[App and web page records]
◆ ◆ ◆ ◆ ◆ ◆ ◆
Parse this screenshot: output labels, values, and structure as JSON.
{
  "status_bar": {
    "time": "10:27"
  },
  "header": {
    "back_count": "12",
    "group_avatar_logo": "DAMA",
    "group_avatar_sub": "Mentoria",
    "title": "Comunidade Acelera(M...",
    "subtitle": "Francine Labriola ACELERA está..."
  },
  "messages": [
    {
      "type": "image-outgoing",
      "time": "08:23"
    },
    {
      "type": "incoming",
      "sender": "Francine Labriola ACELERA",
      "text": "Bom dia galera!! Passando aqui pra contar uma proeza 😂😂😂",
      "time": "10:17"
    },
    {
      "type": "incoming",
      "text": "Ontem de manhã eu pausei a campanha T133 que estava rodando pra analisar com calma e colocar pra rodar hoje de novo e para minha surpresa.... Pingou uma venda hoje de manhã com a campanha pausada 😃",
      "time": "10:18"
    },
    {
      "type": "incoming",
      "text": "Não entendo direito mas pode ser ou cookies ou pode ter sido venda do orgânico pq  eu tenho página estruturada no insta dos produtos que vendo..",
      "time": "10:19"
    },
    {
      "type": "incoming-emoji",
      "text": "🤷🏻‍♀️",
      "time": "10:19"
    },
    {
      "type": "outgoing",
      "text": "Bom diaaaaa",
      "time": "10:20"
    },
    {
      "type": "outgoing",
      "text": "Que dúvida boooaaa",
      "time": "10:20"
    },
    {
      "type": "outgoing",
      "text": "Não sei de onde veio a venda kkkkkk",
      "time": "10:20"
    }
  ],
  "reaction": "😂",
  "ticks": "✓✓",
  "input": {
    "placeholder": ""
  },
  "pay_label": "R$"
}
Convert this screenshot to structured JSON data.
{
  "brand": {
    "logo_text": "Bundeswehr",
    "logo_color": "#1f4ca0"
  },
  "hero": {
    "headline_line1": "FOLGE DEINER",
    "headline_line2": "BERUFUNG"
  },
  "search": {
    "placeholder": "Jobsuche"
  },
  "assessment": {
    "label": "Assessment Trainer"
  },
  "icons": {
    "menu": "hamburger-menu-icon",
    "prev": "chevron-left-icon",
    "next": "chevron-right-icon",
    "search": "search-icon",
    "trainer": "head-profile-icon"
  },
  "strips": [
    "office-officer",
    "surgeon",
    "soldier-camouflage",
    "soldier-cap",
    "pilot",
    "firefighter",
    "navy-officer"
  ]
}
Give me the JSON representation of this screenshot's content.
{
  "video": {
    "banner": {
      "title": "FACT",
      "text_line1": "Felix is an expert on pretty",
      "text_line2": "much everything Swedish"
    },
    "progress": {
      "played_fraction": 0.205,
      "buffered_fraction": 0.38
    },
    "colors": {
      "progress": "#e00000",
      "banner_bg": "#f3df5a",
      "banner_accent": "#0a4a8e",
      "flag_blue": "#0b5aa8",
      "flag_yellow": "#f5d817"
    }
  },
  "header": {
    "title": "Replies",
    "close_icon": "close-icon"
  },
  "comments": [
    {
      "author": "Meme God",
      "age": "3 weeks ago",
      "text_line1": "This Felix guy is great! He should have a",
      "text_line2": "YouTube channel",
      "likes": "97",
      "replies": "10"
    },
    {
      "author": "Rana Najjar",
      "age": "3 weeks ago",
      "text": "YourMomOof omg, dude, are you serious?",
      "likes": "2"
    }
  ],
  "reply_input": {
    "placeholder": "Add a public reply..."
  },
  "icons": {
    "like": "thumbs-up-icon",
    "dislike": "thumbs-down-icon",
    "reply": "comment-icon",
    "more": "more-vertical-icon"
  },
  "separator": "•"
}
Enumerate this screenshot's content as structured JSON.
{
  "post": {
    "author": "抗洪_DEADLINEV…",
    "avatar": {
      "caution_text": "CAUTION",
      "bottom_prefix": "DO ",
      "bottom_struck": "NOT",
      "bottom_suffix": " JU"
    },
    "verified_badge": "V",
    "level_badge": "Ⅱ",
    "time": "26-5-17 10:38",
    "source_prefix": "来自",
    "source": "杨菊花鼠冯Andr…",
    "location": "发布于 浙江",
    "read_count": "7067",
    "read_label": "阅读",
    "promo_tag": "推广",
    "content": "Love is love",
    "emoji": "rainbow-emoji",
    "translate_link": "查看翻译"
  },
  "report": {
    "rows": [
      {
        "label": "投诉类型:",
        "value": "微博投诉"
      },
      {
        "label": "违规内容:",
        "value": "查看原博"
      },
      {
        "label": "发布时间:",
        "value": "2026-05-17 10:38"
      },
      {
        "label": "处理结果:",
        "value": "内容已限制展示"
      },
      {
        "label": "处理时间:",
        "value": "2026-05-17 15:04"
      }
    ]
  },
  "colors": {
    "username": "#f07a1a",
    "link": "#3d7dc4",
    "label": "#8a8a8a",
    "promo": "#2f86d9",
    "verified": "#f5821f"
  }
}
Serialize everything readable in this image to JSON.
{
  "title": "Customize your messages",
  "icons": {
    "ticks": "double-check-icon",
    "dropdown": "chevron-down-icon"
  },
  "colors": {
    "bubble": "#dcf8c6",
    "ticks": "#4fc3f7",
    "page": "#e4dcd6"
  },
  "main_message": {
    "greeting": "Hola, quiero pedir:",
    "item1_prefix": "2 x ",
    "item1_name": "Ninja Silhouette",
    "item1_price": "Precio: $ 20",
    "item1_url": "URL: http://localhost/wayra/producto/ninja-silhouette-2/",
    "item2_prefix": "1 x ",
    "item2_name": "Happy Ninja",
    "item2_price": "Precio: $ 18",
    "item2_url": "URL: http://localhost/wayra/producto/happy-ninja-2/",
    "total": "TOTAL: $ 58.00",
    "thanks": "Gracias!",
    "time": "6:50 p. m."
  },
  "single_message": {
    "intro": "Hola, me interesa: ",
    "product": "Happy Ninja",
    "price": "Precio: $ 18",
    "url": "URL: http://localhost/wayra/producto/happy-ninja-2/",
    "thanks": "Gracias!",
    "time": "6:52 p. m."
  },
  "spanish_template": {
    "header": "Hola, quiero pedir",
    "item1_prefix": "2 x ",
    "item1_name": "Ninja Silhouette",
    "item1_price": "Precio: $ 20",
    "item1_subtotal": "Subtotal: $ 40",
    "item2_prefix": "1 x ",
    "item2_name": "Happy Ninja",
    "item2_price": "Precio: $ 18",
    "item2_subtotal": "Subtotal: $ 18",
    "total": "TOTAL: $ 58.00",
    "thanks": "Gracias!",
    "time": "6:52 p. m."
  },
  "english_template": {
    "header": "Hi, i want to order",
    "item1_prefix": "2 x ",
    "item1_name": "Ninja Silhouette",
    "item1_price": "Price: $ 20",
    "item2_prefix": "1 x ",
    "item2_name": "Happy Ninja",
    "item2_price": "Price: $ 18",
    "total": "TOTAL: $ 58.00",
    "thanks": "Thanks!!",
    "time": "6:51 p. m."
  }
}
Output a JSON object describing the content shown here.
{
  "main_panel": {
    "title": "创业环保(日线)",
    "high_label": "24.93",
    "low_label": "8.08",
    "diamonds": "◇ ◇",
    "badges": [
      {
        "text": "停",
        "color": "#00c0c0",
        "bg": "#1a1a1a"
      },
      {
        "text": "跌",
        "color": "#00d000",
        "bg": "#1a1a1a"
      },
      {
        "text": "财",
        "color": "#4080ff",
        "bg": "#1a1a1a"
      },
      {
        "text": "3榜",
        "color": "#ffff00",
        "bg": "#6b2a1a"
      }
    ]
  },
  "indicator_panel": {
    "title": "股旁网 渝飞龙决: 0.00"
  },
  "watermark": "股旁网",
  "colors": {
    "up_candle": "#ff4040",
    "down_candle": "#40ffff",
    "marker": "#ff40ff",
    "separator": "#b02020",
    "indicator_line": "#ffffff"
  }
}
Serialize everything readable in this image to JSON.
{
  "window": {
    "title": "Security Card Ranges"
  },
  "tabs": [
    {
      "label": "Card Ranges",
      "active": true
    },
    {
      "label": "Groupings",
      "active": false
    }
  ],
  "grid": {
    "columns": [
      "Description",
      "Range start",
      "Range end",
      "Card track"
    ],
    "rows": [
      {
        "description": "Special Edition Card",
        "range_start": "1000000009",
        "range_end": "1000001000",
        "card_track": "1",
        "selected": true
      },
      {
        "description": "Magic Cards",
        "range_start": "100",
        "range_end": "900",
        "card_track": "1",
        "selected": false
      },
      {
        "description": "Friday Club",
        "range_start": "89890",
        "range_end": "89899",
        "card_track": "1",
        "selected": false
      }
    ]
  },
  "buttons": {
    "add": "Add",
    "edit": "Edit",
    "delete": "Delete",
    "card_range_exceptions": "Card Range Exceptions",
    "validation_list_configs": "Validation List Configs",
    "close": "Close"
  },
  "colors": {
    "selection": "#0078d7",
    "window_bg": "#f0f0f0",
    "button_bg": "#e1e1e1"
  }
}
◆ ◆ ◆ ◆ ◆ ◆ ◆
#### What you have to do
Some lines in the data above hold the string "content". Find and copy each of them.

#### Output for this exercise
Give me the JSON representation of this screenshot's content.
Enumerate this screenshot's content as structured JSON.
    "content": "Love is love",
Output a JSON object describing the content shown here.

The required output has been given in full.